* **RECORDS SHOWN**
⁂
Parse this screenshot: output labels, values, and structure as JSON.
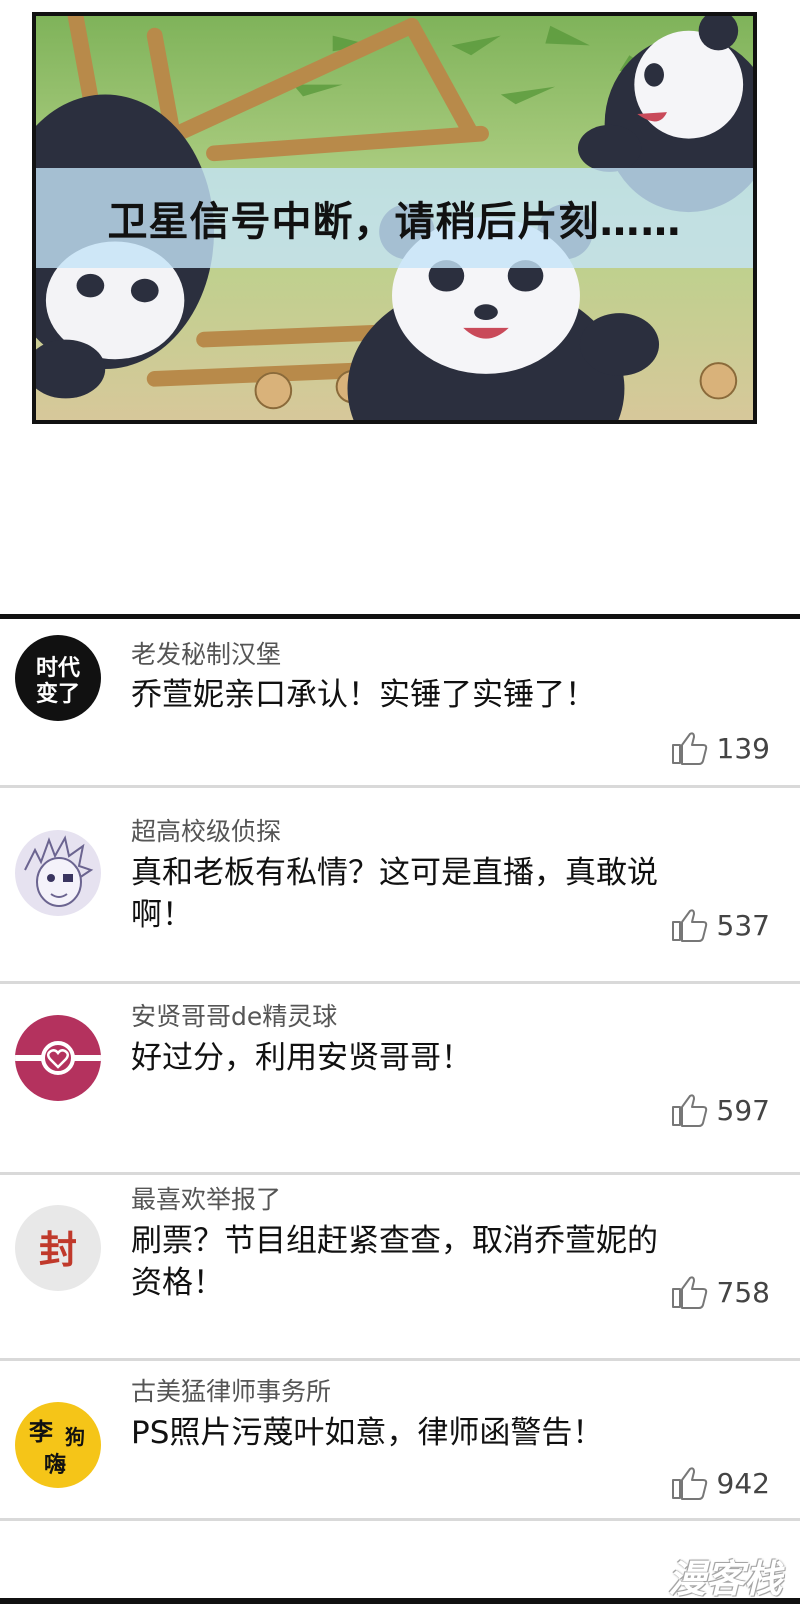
{
  "panel": {
    "banner_text": "卫星信号中断，请稍后片刻……"
  },
  "comments": [
    {
      "username": "老发秘制汉堡",
      "text": "乔萱妮亲口承认！实锤了实锤了！",
      "likes": "139",
      "avatar_text": "时代变了",
      "avatar_line1": "时代",
      "avatar_line2": "变了"
    },
    {
      "username": "超高校级侦探",
      "text": "真和老板有私情？这可是直播，真敢说啊！",
      "likes": "537"
    },
    {
      "username": "安贤哥哥de精灵球",
      "text": "好过分，利用安贤哥哥！",
      "likes": "597"
    },
    {
      "username": "最喜欢举报了",
      "text": "刷票？节目组赶紧查查，取消乔萱妮的资格！",
      "likes": "758",
      "avatar_text": "封"
    },
    {
      "username": "古美猛律师事务所",
      "text": "PS照片污蔑叶如意，律师函警告！",
      "likes": "942",
      "avatar_text": "李狗嗨",
      "avatar_line1": "李",
      "avatar_line2": "狗",
      "avatar_line3": "嗨"
    }
  ],
  "watermark": "漫客栈",
  "colors": {
    "banner_bg": "#c4e4f8",
    "avatar_dark": "#111111",
    "avatar_pokeball": "#b4325e",
    "avatar_seal_bg": "#e8e8e8",
    "avatar_seal_text": "#c0392b",
    "avatar_yellow": "#f5c518"
  }
}
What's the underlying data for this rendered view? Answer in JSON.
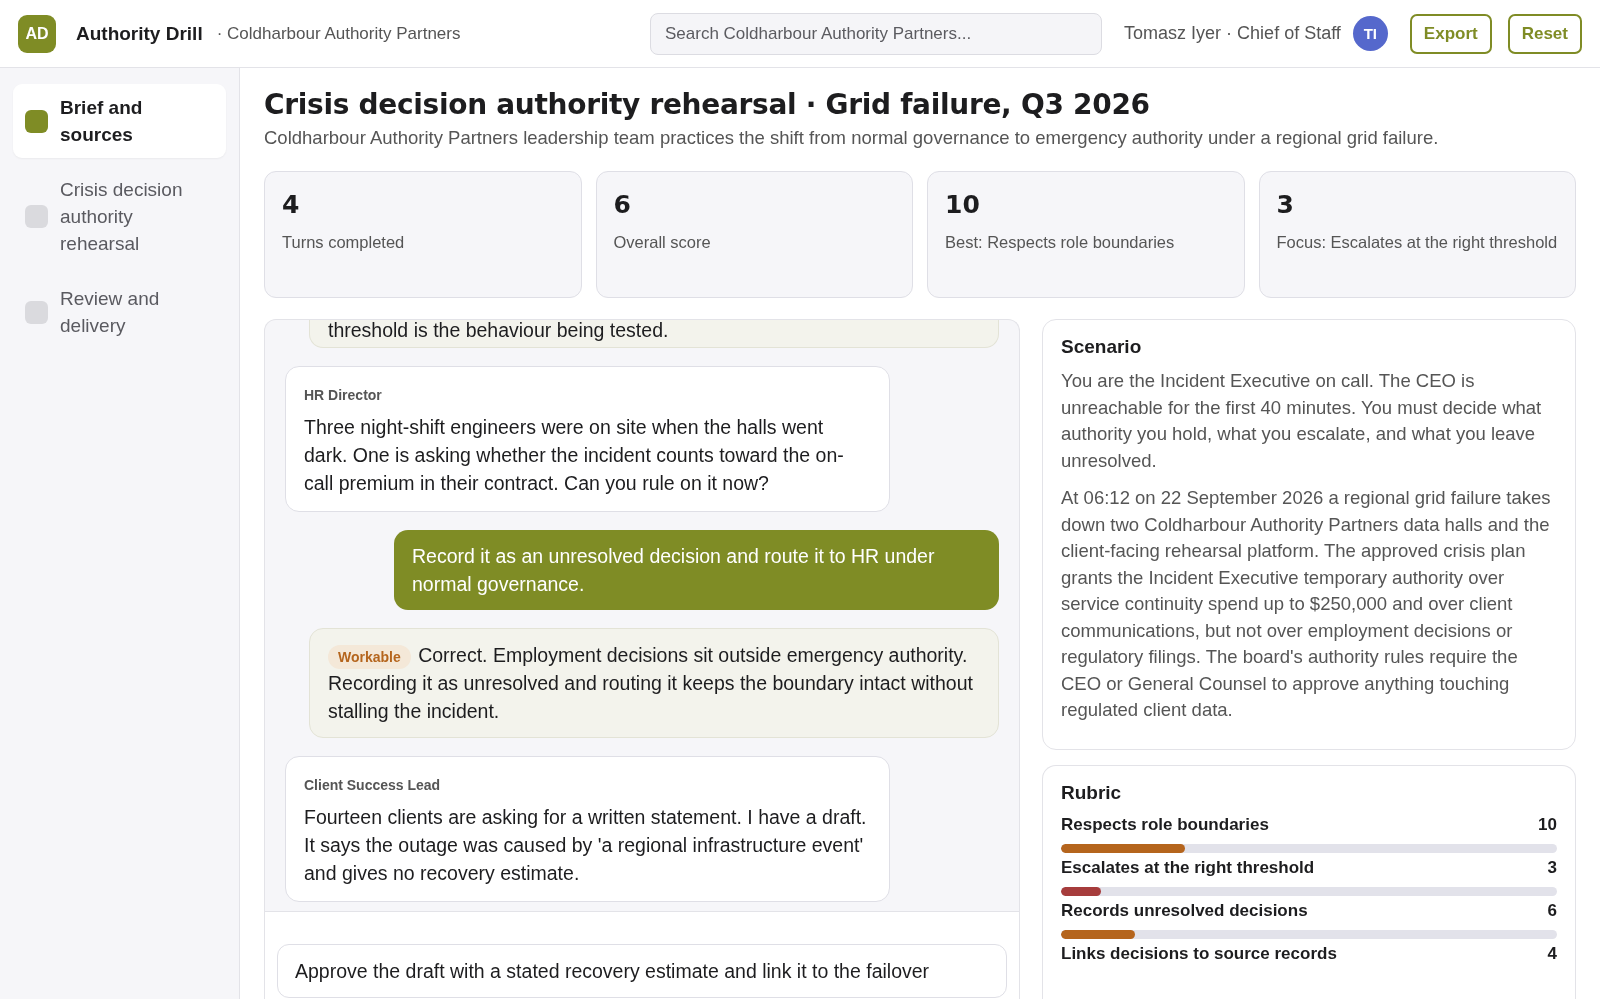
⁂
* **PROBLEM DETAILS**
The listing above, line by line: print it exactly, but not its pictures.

* **REPLY TO THE TASK**
Parse this screenshot: output labels, values, and structure as JSON.
{
  "panel": {
    "banner_text": "卫星信号中断，请稍后片刻……"
  },
  "comments": [
    {
      "username": "老发秘制汉堡",
      "text": "乔萱妮亲口承认！实锤了实锤了！",
      "likes": "139",
      "avatar_text": "时代变了",
      "avatar_line1": "时代",
      "avatar_line2": "变了"
    },
    {
      "username": "超高校级侦探",
      "text": "真和老板有私情？这可是直播，真敢说啊！",
      "likes": "537"
    },
    {
      "username": "安贤哥哥de精灵球",
      "text": "好过分，利用安贤哥哥！",
      "likes": "597"
    },
    {
      "username": "最喜欢举报了",
      "text": "刷票？节目组赶紧查查，取消乔萱妮的资格！",
      "likes": "758",
      "avatar_text": "封"
    },
    {
      "username": "古美猛律师事务所",
      "text": "PS照片污蔑叶如意，律师函警告！",
      "likes": "942",
      "avatar_text": "李狗嗨",
      "avatar_line1": "李",
      "avatar_line2": "狗",
      "avatar_line3": "嗨"
    }
  ],
  "watermark": "漫客栈",
  "colors": {
    "banner_bg": "#c4e4f8",
    "avatar_dark": "#111111",
    "avatar_pokeball": "#b4325e",
    "avatar_seal_bg": "#e8e8e8",
    "avatar_seal_text": "#c0392b",
    "avatar_yellow": "#f5c518"
  }
}
What's the underlying data for this rendered view? Answer in JSON.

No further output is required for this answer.